Barack Obama Endorses Democrat Who Would be First Transgender State Senator If Elected

Former President Barack Obama endorsed a second slate of Democratic nominees on Friday, including Delaware Senate candidate Sarah McBride. If McBride wins the election in November, she would become the first openly transgender person in the U.S. to be elected state senator.

Obama's involvement in the 2020 presidential election increased after it became evident that his former vice president, Joe Biden, would be the Democratic Party's presidential nominee. In April, Vermont Senator Bernie Sanders suspended his presidential campaign leaving Biden as the last Democratic candidate standing. Obama officially endorsed Biden for the presidency in April. In August, Obama announced his first endorsements for U.S. down-ballot elections.

Obama said on Friday that the second selection of Democratic candidates he chose to endorse "will work to get the virus under control, rebuild the economy and the middle class, and protect Americans' health care and preexisting conditions protections."

In a Friday tweet, McBride said she was "overwhelmed with pride" to receive Obama's endorsement.

"In 2008, I cast my first vote," McBride wrote. "It was for President @BarackObama. In 2012, I walked into the White House as the first trans woman to work there in any capacity. In 2020, I've been endorsed by the man I was proud to vote for and work for. I'm overwhelmed with pride."

McBride, a spokesperson for the Human Rights Campaign, became the first transgender person to speak at a major political convention after her remarks at the 2016 Democratic National Convention. Newsweek reached out to the Human Rights Campaign for comment.

sarah mcbride
Delaware state senate candidate Sarah McBride obtained the endorsement of former President Barack Obama on Friday.Dia Dipasupil/Getty

In September, McBride won the primary for Delaware's 1st District with more than 91 percent of the vote. Her Democratic opponent, Joseph McCole, conceded the race. Harris McDowell, who has been the state senator from the 1st District for nearly 40 years, is expected to retire when his term expires. McBride is expected to face Republican Steve Washington in the November election.

Obama also endorsed Georgia Senate candidate Reverend Raphael Warnock on Friday for that state's special election. Warnock gained national attention in July when he took part in the funeral of civil rights leader John Lewis. If Warnock wins the election, he would become Georgia's first Black U.S. Senator.

Two high-profile Republicans are also vying for the Senate seat which was left vacant following the resignation of Senator Johnny Isakson in 2019.

Georgia Governor Brian Kemp appointed Kelly Loeffler to take Isakson's place.

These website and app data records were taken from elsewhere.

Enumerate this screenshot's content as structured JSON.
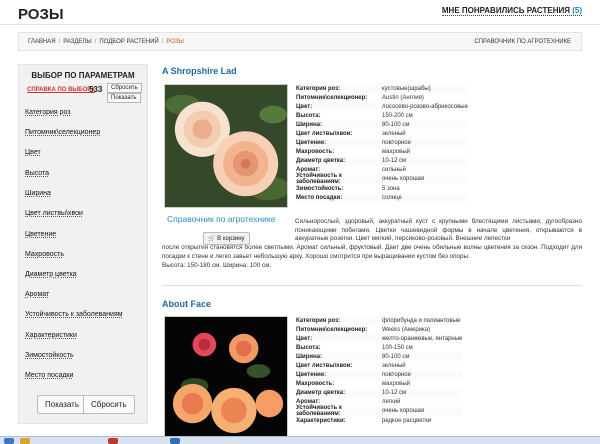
{
  "header": {
    "title": "РОЗЫ",
    "liked_label": "МНЕ ПОНРАВИЛИСЬ РАСТЕНИЯ",
    "liked_count": "(5)"
  },
  "breadcrumb": {
    "items": [
      "ГЛАВНАЯ",
      "РАЗДЕЛЫ",
      "ПОДБОР РАСТЕНИЙ",
      "РОЗЫ"
    ],
    "right_link": "СПРАВОЧНИК ПО АГРОТЕХНИКЕ"
  },
  "sidebar": {
    "heading": "ВЫБОР ПО ПАРАМЕТРАМ",
    "help_link": "СПРАВКА ПО ВЫБОРУ",
    "count": "533",
    "reset_small": "Сбросить",
    "show_small": "Показать",
    "filters": [
      "Категория роз",
      "Питомник\\селекционер",
      "Цвет",
      "Высота",
      "Ширина",
      "Цвет листвы\\хвои",
      "Цветение",
      "Махровость",
      "Диаметр цветка",
      "Аромат",
      "Устойчивость к заболеваниям",
      "Характеристики",
      "Зимостойкость",
      "Место посадки"
    ],
    "show_button": "Показать",
    "reset_button": "Сбросить"
  },
  "products": [
    {
      "name": "A Shropshire Lad",
      "specs": [
        {
          "k": "Категория роз:",
          "v": "кустовые(шрабы)"
        },
        {
          "k": "Питомник\\селекционер:",
          "v": "Austin (Англия)"
        },
        {
          "k": "Цвет:",
          "v": "лососево-розово-абрикосовые"
        },
        {
          "k": "Высота:",
          "v": "150-200 см"
        },
        {
          "k": "Ширина:",
          "v": "80-100 см"
        },
        {
          "k": "Цвет листвы\\хвои:",
          "v": "зеленый"
        },
        {
          "k": "Цветение:",
          "v": "повторное"
        },
        {
          "k": "Махровость:",
          "v": "махровый"
        },
        {
          "k": "Диаметр цветка:",
          "v": "10-12 см"
        },
        {
          "k": "Аромат:",
          "v": "сильный"
        },
        {
          "k": "Устойчивость к заболеваниям:",
          "v": "очень хорошая"
        },
        {
          "k": "Зимостойкость:",
          "v": "5 зона"
        },
        {
          "k": "Место посадки:",
          "v": "солнце"
        }
      ],
      "ref_link": "Справочник по агротехнике",
      "cart_button": "В корзину",
      "desc_first": "Сильнорослый, здоровый, аккуратный куст с крупными блестящими листьями, дугообразно поникающими побегами. Цветки чашевидной формы в начале цветения, открываются в аккуратные розетки. Цвет мягкий, персиково-розовый. Внешние лепестки",
      "desc_rest": "после открытия становятся более светлыми. Аромат сильный, фруктовый. Дает две очень обильные волны цветения за сезон. Подходит для посадки к стене и легко завьет небольшую арку. Хорошо смотрится при выращивании кустом без опоры.",
      "desc_size": "Высота: 150-180 см. Ширина: 100 см."
    },
    {
      "name": "About Face",
      "specs": [
        {
          "k": "Категория роз:",
          "v": "флорибунда и полиантовые"
        },
        {
          "k": "Питомник\\селекционер:",
          "v": "Weeks (Америка)"
        },
        {
          "k": "Цвет:",
          "v": "желто-оранжевые, янтарные"
        },
        {
          "k": "Высота:",
          "v": "100-150 см"
        },
        {
          "k": "Ширина:",
          "v": "80-100 см"
        },
        {
          "k": "Цвет листвы\\хвои:",
          "v": "зеленый"
        },
        {
          "k": "Цветение:",
          "v": "повторное"
        },
        {
          "k": "Махровость:",
          "v": "махровый"
        },
        {
          "k": "Диаметр цветка:",
          "v": "10-12 см"
        },
        {
          "k": "Аромат:",
          "v": "легкий"
        },
        {
          "k": "Устойчивость к заболеваниям:",
          "v": "очень хорошая"
        },
        {
          "k": "Характеристики:",
          "v": "редкое расцветки"
        }
      ]
    }
  ],
  "colors": {
    "accent_blue": "#1e6aa5",
    "breadcrumb_current": "#d6492c",
    "help_link": "#cc3333"
  }
}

Senator Loeffler, who is a co-owner of professional women's basketball team the Atlanta Dream, stirred controversy in July with her criticism of the Black Lives Matter movement. Members of the Atlanta Dream and other WNBA teams wanted to wear warm-up shirts that read "Black Lives Matter." Loeffler said that the movement did not have "a place in sports" and suggested that players instead wear an American flag.

U.S. Representative Doug Collins is also running for the Senate seat. Collins was a member of the team that helped defend President Donald Trump during the impeachment proceedings in January. After the death of U.S. Supreme Court Justice Ruth Bader Ginsburg, Collins tweeted that Ginsburg's pro-choice rulings were responsible for "more than 30 million innocent babies that have been murdered."

Polling data released Wednesday from Monmouth University showed a tight race for the contested Georgia senate seat. Loeffler was in the lead with 23 percent. Collins held 22 percent of support while Warnock garnered 21 percent of voter support.